Western cinema has obviously influenced Mikolo, which is not necessarily bad, but sometimes it feels false. It borrows imagery and story from across the Atlantic in a way that flattens its Nigerian character. It is also further removed from its cultural context because the psychology of its characters feels alien. The adults want to kill Mikolo in order to eat it, and not more plausibly because many Nigerians hold a superstitious fear about mythical creatures. 

This sense that the movie’s foreign aesthetic gives it an unnatural texture, is worsened by the performance of the children actors. They, too, do not convincingly enact Nigerian sibling rivalry, as their exchanges are without the lively, even foul-mouthed banter common to the real-life equivalent of that dynamic. But it is not entirely the fault of the actors. The screenplay, which Akinmolayan wrote, is also to blame, for it puts banal words into the mouths of its characters. “I now believe,” Habeeb says, when he learns that magic is real, but it is a forgettable line, and the movie is filled with many of them. Which is a problem because the children’s movies we love and remember show verbal invention and playfulness. We remember phrases like “hakuna matata” from The Lion King, and “to infinity and beyond” from Toy Story.  

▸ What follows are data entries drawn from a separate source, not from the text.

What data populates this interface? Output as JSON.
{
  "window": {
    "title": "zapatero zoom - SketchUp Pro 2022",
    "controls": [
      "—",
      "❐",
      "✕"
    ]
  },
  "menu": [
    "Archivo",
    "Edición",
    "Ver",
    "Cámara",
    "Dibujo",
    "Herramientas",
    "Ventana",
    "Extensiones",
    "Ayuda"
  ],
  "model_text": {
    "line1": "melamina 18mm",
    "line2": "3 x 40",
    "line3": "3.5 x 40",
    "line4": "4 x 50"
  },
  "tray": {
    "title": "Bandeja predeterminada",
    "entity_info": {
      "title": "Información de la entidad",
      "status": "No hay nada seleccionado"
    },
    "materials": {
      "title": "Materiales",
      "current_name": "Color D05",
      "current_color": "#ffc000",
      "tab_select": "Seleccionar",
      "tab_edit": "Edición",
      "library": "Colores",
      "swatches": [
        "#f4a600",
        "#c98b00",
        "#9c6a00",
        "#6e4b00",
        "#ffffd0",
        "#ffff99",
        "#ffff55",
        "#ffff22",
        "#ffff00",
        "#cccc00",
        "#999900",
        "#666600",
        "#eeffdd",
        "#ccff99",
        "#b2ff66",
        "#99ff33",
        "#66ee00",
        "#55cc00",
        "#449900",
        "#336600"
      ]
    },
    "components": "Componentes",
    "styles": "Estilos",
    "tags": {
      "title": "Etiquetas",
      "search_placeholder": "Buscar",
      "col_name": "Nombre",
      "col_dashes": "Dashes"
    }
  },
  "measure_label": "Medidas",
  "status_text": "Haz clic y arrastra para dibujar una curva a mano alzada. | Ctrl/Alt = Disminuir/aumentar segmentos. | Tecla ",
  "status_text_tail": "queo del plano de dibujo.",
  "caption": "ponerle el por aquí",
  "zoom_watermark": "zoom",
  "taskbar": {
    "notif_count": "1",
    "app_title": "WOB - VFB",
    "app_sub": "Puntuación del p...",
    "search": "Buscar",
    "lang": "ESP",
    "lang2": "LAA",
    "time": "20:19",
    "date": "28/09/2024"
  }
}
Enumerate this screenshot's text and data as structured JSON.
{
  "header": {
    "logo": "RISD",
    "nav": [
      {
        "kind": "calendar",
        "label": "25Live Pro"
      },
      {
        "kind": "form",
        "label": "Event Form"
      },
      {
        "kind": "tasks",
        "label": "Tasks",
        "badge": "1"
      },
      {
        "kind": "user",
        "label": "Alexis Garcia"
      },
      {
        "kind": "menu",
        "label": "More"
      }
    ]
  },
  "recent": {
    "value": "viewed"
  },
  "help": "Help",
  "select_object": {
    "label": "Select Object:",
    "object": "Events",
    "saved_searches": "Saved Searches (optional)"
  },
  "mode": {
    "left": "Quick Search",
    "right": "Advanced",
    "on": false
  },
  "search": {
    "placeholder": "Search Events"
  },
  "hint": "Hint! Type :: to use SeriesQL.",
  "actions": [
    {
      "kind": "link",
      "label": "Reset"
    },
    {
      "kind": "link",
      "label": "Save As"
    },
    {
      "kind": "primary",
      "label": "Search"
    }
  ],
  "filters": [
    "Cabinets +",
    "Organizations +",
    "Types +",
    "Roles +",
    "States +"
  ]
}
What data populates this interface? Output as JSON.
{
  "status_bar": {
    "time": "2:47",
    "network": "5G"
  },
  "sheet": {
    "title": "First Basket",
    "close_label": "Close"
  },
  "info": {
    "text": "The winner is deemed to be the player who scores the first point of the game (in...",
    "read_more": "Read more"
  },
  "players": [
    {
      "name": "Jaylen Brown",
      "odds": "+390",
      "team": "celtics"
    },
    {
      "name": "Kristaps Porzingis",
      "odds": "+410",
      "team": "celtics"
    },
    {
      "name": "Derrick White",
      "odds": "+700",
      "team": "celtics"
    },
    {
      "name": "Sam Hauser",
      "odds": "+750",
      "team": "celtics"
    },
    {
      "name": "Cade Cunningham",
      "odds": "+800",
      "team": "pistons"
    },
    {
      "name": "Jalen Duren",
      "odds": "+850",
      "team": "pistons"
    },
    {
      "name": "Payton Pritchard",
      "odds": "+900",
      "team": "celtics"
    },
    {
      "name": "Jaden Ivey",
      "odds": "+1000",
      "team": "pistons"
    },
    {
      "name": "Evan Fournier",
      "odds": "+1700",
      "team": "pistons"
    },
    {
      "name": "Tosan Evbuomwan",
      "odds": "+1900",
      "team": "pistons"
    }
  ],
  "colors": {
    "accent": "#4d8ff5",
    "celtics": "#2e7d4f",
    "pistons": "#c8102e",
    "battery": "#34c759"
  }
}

The world would be better off if only adults were more child-like, this movie argues. While children are sensibly guided by their curiosity and intuition, adults are victims of their own maturity, as their prized logic prevents them from imagining possibilities, and their incuriosity stops them from empathizing with people, or creatures, who are different from them. Intellectual curiosity, when it clashes with willful pigheadedness, will always triumph, the movie also says. However, it does not say it in an entirely satisfactory way, largely because it fails to properly set up its crucial moments. For instance, the bond between the children and the creature is hardly convincing, as it is not well established why the former should care for an acquaintance they have made for barely two days. This feeling of dissatisfaction also arises because the touted adventure turns out to not be very adventurous. Where is the adventure when the obstacle course before the children is a throng of witless men?

“Kids are not stupid,” wrote iconic movie critic Roger Ebert in his review of a children’s movie. Well, villains in such movies do not have to be stupid either. Overall, movies for kids can be simple and yet smart. Mikolo is the first, but not the other.